The question then is: which niches of the health and wellness sector will see the biggest gains and how can health and wellness brands (and, brands more broadly) effectively adapt to stay relevant and engaged with their customers in the post-pandemic market?


With the gym closed (or occupancy restricted) millions dusted off the fitness equipment hidden in their basements or ran out to purchase new gear. Yoga sessions were delivered by Zoom, spin classes happened on Peleton’s media platform, and entirely new brands like The Mirror (maker of a digital workout display) emerged and were quickly acquired by even bigger health-focused companies.

Lululemon spent $500 million to snap up the smart mirror, and already the investment is paying off handsomely. “While the business is still in its early stages and represents less than 5% of our total revenue, Mirror sales exceeded our initial expectations in 2020,” Lululemon CFO Meghan Frank said during the fiscal fourth-quarter earnings call.


There’s an old Italian adage that it’s better to pay your grocer than your doctor, meaning if you eat right, you’ll be healthier overall and avoid needing as much medical treatment. Food is a fundamental part of health and wellness, and when consumers lost control of so many other aspects of their lives that impacted their health, many turned to the one thing they could control: their diet.

Meal-kit delivery services like Blue Apron, Purple Carrot, and Hello Fresh expanded their subscription bases and added more vegan, vegetarian, and healthy options during the pandemic. Groceries quickly pivoted to ecommerce platforms to serve their customers, as millions of restaurants closed and the need for in-home dining surged.

Both trends will potentially subside some but are unlikely to ever return to pre-paramedic levels.


Analysts at McKinsey reported that in 2019 just 11-percent of consumers were open to adopting telehealth as a new touchpoint in their health journey. To the surprise of no one, that figure rose to 46-percent in 2020 as millions adapted to pandemic restrictions. McKinsey pegs virtual healthcare as worth up to $250 billion in healthcare spending.

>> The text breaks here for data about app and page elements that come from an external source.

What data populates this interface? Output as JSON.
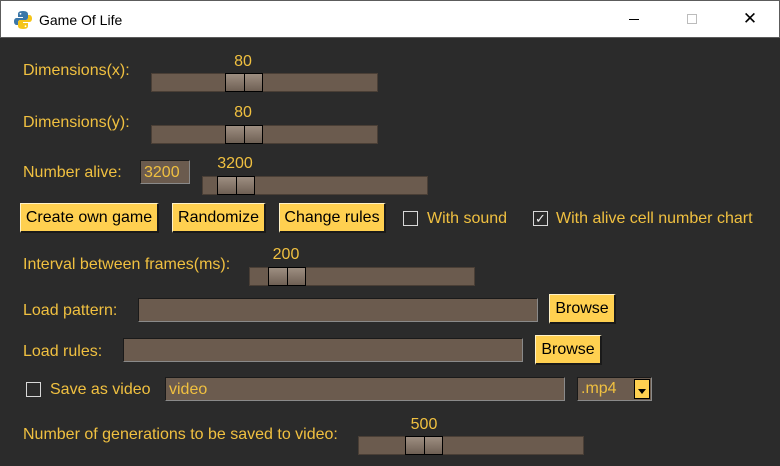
{
  "window": {
    "title": "Game Of Life",
    "close_glyph": "✕"
  },
  "dim_x": {
    "label": "Dimensions(x):",
    "value": "80"
  },
  "dim_y": {
    "label": "Dimensions(y):",
    "value": "80"
  },
  "alive": {
    "label": "Number alive:",
    "entry_value": "3200",
    "slider_value": "3200"
  },
  "buttons": {
    "create": "Create own game",
    "randomize": "Randomize",
    "change_rules": "Change rules"
  },
  "options": {
    "sound": {
      "label": "With sound",
      "checked": false
    },
    "chart": {
      "label": "With alive cell number chart",
      "checked": true,
      "check_glyph": "✓"
    }
  },
  "interval": {
    "label": "Interval between frames(ms):",
    "value": "200"
  },
  "load_pattern": {
    "label": "Load pattern:",
    "value": "",
    "browse": "Browse"
  },
  "load_rules": {
    "label": "Load rules:",
    "value": "",
    "browse": "Browse"
  },
  "video": {
    "checkbox_label": "Save as video",
    "checked": false,
    "filename": "video",
    "format": ".mp4"
  },
  "generations": {
    "label": "Number of generations to be saved to video:",
    "value": "500"
  },
  "colors": {
    "background": "#2b2b2b",
    "accent_text": "#f0c040",
    "button": "#ffd050",
    "trough": "#6b5b4e"
  },
  "icons": {
    "app": "python-icon",
    "minimize": "minimize-icon",
    "maximize": "maximize-icon",
    "close": "close-icon"
  }
}
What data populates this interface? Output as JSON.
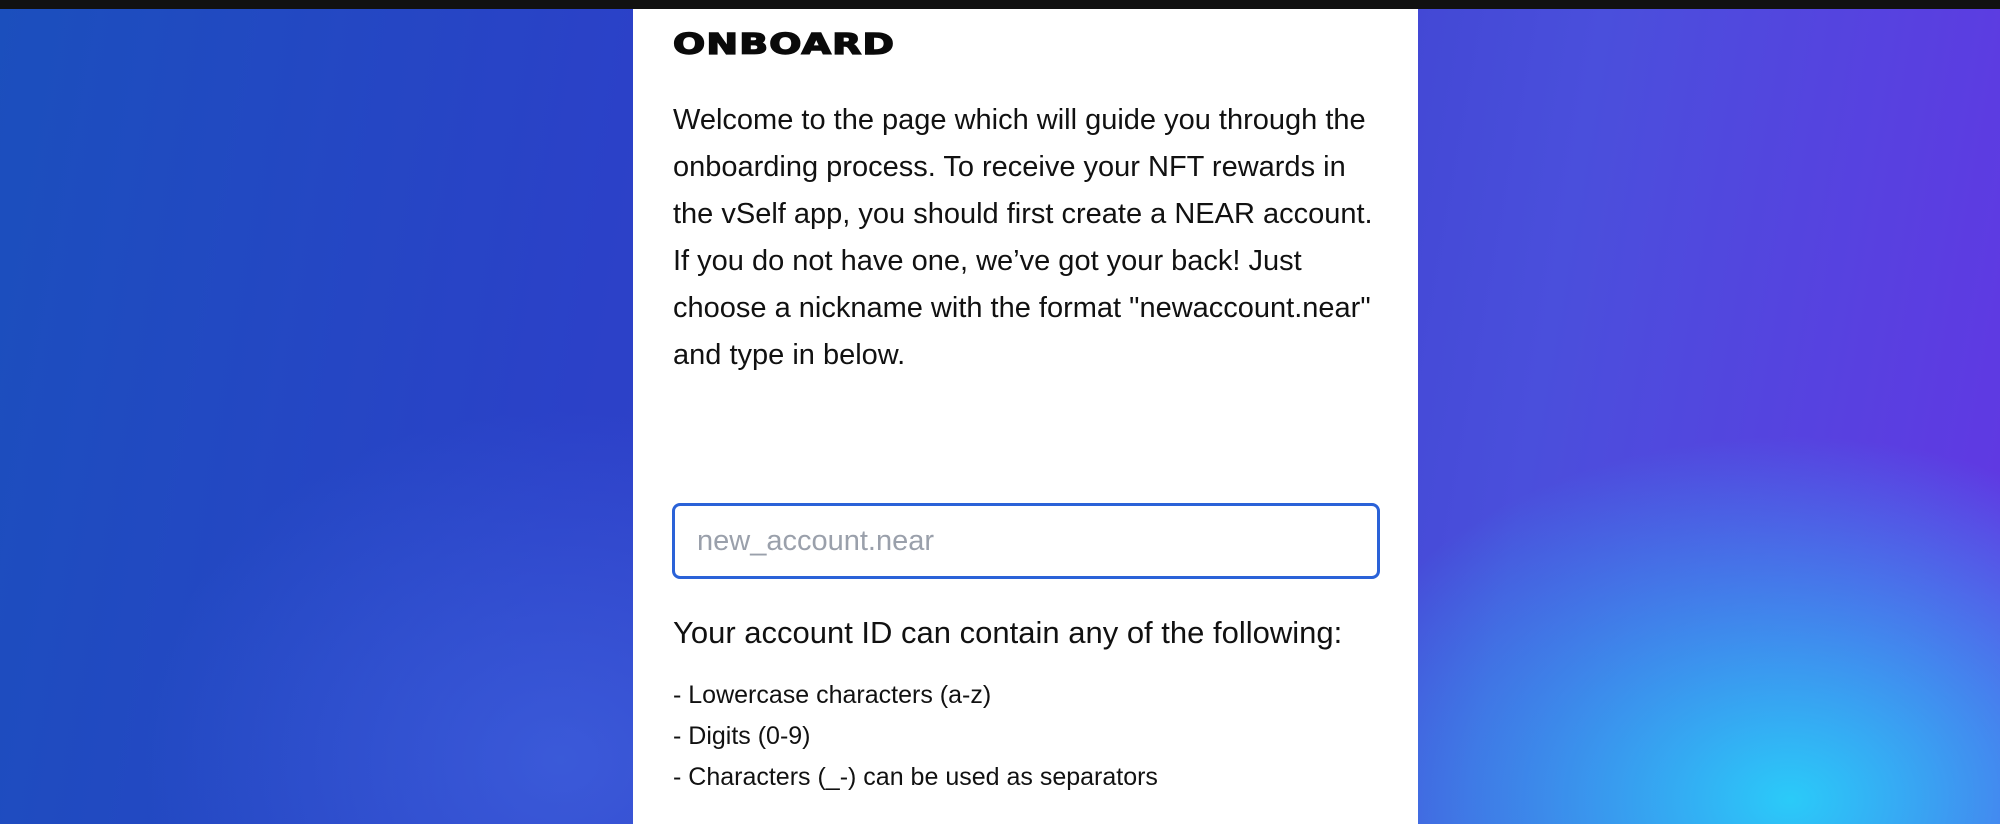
{
  "header": {
    "logo_text": "ONBOARD"
  },
  "intro": {
    "text": "Welcome to the page which will guide you through the onboarding process. To receive your NFT rewards in the vSelf app, you should first create a NEAR account. If you do not have one, we’ve got your back! Just choose a nickname with the format \"newaccount.near\" and type in below."
  },
  "account_field": {
    "value": "",
    "placeholder": "new_account.near"
  },
  "rules": {
    "heading": "Your account ID can contain any of the following:",
    "items": [
      "- Lowercase characters (a-z)",
      "- Digits (0-9)",
      "- Characters (_-) can be used as separators"
    ]
  },
  "colors": {
    "input_border": "#2a62d8",
    "top_bar": "#111111",
    "card_background": "#ffffff"
  }
}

Even when in-doctor visits are completely safe again, many patients will prefer the convenience of telemedicine, especially now that they are familiar with it and the videoconferencing tools that make it possible.


The doctor is no longer the only source of health information for modern consumers. According to Nielsen’s Strategic Health Perspectives survey, for several years now, the number of places that patients and health consumers turn to for guidance has been diversifying.

In fact, the place they turn to first isn’t even a person: it’s Google. Those first health queries lead to medical websites like WebMD, hospital websites like MayoClinic.org, YouTube channels, Facebook pages, pharmaceutical company portals, and Twitter accounts.

Much of the New Normal Is Here to Stay

Many of the changes brought on by the pandemic have been challenging, to say the least. Everyone will be glad when social distancing, constant masking, and other burdensome restrictions are no longer necessary.

Yet, even after that point is reached, the priorities created and revealed by the pandemic will likely persist. The modern health consumer won’t look like their pre-pandemic selves. They will be more motivated to avoid lifestyle-related illnesses, more open to digital modes of health communication and even treatment, and live and work in environments that better support their health and wellness.


Looking for a partner to guide you through the new normal of health and wellness marketing? Talk to Hanlon.